_Task goal_
Keep only the lines of the data below that contain "icon", and copy them.

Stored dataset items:
◇ ◇ ◇

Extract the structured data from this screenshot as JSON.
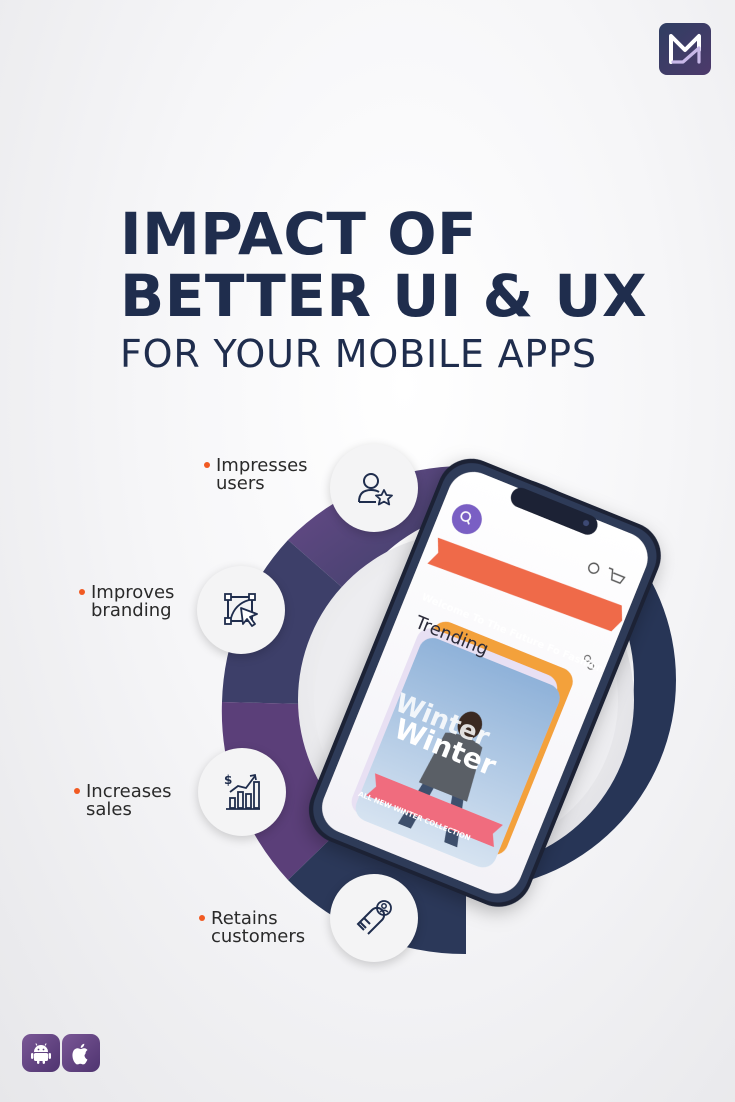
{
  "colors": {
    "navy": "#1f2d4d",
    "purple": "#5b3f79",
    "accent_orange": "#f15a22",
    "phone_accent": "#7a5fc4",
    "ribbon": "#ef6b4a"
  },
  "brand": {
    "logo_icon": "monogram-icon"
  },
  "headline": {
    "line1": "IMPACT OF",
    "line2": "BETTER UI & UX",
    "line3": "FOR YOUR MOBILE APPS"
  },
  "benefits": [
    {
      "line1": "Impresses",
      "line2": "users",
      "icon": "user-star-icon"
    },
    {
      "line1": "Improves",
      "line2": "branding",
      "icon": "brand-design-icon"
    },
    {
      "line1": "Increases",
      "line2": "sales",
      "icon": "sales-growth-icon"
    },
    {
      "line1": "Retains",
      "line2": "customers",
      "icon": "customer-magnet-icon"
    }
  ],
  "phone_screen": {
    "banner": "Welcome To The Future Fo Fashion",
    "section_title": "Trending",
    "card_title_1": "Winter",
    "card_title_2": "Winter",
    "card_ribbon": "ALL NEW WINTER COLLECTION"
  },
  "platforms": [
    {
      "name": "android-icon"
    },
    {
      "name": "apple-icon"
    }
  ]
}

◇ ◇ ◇

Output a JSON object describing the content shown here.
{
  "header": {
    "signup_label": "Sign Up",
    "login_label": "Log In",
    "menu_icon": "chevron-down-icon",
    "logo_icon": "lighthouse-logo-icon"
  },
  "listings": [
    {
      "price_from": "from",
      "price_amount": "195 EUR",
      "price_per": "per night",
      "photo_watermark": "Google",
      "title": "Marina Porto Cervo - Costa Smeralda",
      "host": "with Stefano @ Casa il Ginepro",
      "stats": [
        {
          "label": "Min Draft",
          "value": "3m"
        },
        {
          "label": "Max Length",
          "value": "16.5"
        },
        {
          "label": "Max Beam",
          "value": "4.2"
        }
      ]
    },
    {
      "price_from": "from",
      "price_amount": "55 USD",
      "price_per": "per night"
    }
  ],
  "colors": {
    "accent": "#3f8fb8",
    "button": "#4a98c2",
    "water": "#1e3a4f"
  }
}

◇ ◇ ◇

_The completed task_
    "logo_icon": "monogram-icon"
      "icon": "user-star-icon"
      "icon": "brand-design-icon"
      "icon": "sales-growth-icon"
      "icon": "customer-magnet-icon"
      "name": "android-icon"
      "name": "apple-icon"
    "menu_icon": "chevron-down-icon",
    "logo_icon": "lighthouse-logo-icon"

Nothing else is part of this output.